By Ti’Anna Davis
Above the entrance into the science room at St. Petersburg College library was a large handcrafted lime green and blue dinosaur with white teeth touching the top of the door frame. Inside, there were plastic models of body parts scattered across the room. On the round table tops there were open textbooks and computers. Colorful posters were glued sporadically along the walls as a full body skeleton sat in the corner of the room with a black fedora.
At 12 p.m. on Thursday, a woman with shoulder length green, purple and blue colored hair sat side-by-side another woman with a light brown messy bun at a round table in the science room with a binder laying open between them as they discussed the topics of earth science.
The women continued to whisper in deep conversation for 20 minutes, surrounded by white boards with blue and purple diagrams and scientific formulas. “I haven’t taken this class, but I can figure it out,” said the colorful haired woman known as Anna Tingley, who has a master’s degree in medical science with a concentration in anatomy and a bachelor’s in biology but tutors all scientific subjects at the college.
Even though Tingley was not completely confident about the earth science subject, she knew it was important to let the student know her thought process along the way.
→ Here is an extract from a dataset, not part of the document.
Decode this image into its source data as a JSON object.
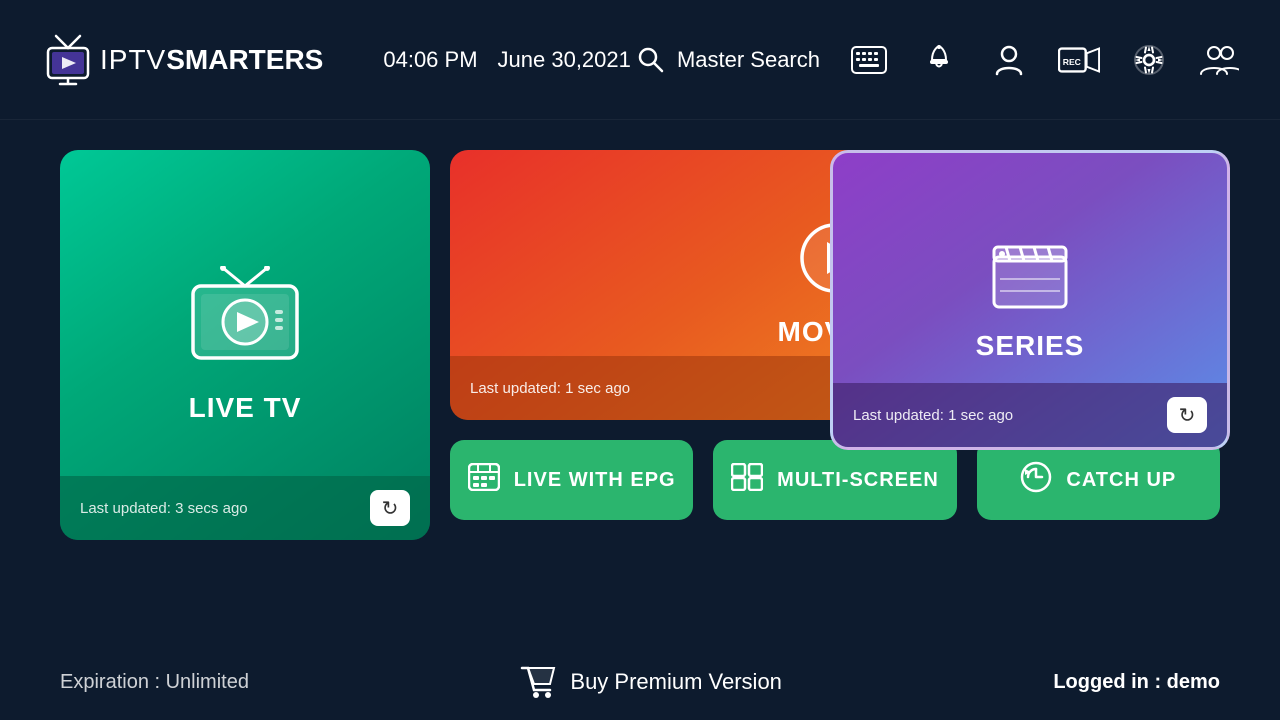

As Tingley sat in the cushioned chair, legs crossed in a blue dress with red and white umbrellas printed on it and a long black velvet jacket almost touching the carpet, she asked the young woman about what she knew already, and they conversed about a new method to figure out the problem.
“Wow. That makes sense,” said the earth science student with a light brown messy bun.
Since 2010, Tingley has been committed to the job of teaching students the different subjects of science such as organic chemistry, anatomy, earth science, biology and physics. From 9 a.m. to 7 p.m. there were students spitting out questions for Tingley like a tennis ball launcher.
“I walk in and there are people walking in with me asking questions as I open the door and it feels overwhelming,” said Tingley.
There were times when the day was a complete blur. The same feeling of being anxious from answering numerous questions at once never left from the moment she opened the door until the moment she closed it.
“Tutoring is a fairly difficult type of job because it is mentally strenuous for continuous amount of time. It is not just little repetitive tasks that are easy to perform, there are really stimulating type of problems,” said Tingley.
There were days when waves of students demanded questions to be answered. No matter what Tingley may feel it is important to give the same type of enthusiasm to each person. As Tingley’s gold and black combat boots hit the pavement on her way out the building, there were six students trailing behind her.